Gene Kranz (Ed Harris) gives a list of instructions to his team at Mission Control and finishes by saying, "Failure is not an option!" Gene Kranz did not actually say this during the Apollo 13 mission, but he liked the line. He would later use it as the title of his 2000 autobiography.
The movie makes no mention of a mid-course correction made while en route to the moon which took the spacecraft off of a free return trajectory. After the explosion, a second correction was successfully made to put the spacecraft back on a free return trajectory. Without this correction, the astronauts still would have swung around the moon, but would have missed the earth on the return leg. Although a free return trajectory was agreed upon in the movie, the engine burn to accomplish this was not portrayed. The astronauts also made a four-minute engine burn after swinging around the moon to gain additional speed and to enable them to splash down in the Pacific Ocean. There is a brief reference to this in the movie, but this maneuver was not portrayed.
St. John's Military Academy, the school that Jim Lovell's son attends during the mission, is a real military school located in Delafield, Wisconsin. The scenes in the movie showing the school were not, however, filmed on location.
Several items in the movie, including Jim Lovell's jumpsuit and a coffee mug at Mission Control bear the mission patch for Apollo 8, the mission that took Lovell to the moon for ten orbits a year and a half earlier.
The Navy SH-3H Sea-King "66" helicopter from the rescue scene is not the original rescue aircraft from the Apollo missions as previously stated, as the original "66" had been lost at sea before the film was made.
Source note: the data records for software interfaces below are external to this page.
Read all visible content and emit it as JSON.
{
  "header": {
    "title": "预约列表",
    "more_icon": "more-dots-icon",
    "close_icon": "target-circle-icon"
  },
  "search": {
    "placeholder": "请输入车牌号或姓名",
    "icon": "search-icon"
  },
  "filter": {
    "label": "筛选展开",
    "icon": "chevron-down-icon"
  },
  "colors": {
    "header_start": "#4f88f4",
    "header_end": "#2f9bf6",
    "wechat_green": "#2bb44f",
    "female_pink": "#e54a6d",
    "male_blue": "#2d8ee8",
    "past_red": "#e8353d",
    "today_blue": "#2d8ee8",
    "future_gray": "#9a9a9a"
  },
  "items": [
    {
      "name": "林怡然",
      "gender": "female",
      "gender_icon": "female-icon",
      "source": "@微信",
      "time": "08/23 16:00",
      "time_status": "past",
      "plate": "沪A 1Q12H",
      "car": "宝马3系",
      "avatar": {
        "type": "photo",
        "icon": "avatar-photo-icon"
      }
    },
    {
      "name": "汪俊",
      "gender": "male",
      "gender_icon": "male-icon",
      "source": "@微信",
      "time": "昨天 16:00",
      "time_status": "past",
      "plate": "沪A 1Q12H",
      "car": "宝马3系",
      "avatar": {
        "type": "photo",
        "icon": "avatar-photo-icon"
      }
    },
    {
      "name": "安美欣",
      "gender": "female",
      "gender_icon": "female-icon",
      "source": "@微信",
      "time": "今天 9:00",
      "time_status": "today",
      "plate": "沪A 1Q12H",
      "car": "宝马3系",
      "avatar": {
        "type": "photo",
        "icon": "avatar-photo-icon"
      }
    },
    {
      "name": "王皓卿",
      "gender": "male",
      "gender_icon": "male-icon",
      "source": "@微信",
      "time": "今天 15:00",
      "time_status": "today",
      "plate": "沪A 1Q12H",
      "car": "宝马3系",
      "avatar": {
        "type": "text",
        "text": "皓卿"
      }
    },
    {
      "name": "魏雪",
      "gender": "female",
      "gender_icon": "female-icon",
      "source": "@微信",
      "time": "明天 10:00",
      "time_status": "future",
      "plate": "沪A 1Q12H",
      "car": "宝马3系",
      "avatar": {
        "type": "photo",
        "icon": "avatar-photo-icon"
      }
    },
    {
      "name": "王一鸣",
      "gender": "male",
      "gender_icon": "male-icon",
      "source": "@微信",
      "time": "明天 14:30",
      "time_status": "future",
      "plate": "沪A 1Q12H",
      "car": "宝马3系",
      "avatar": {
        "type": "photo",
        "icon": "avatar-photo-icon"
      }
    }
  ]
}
Another Sea King (bureau number 148999) was painted up like the original and used for filming. This helicopter can (as of Dec. 2008) be seen on display at the USS Hornet Museum in Alameda, CA. The aircraft was assigned to and flown by crews from HC-85, a Naval Reserve squadron based at NAS North Island in San Diego, CA. HC-85 was one of the last units to fly the Sea King helicopter in the U.S. Navy.
At the end of the sequence where a method is devised to fit "a square peg into a round hole" to fix the CO2 scrubbers, a technician is heard saying to the leader of the team that created the makeshift solution (credited simply as "Technician", though it might be assumed that it's Ed Smylie, who was the real guy in charge of that team) "you, sir, are one steely-eyed missile man!" - this colloquial NASA title of honor was perhaps most famously bestowed upon John Aaron after he, serving as EECOM, saved the Apollo 12 mission 4 months earlier when that craft was struck by lightning during launch and had its telemetry signal scrambled. John Aaron was prominently present during the events of this mission as well; he is the tech played by Loren Dean who, along with Ken Mattingly (Gary Sinise ), figures out how to power up the craft for reentry.
At one point during the return flight there is a bang and nobody is very alarmed; it's just a "burst helium disk." This was actually a significant event, though an expected consequence of the situation. The helium disk served a protective function in the LM descent engine and, after it burst, they might no longer be able to restart that engine. A final course correction, not shown in the movie, had to be done using thrusters instead.
The scene where the engineers are challenged to create a device to use the square CO2 absorbers using only items on board was the inspiration for Cathy Rogers to create the TV shows Junkyard Wars (1998) and Junkyard Wars (2001).
The scene of the Saturn V launch shows the horizontal service arms swinging back after the rocket's ignition. The arms swung back in milliseconds after ignition, once the rocket climbed to a height of two inches. In the movie the service-arms goes in one by one, but in reality they went simultaneously.
All the screens in the fictional Houston control room were monitored by a software center that was built just below the set. According to director Ron Howard, almost three days of production were lost while trying to fix the software, which wouldn't work properly.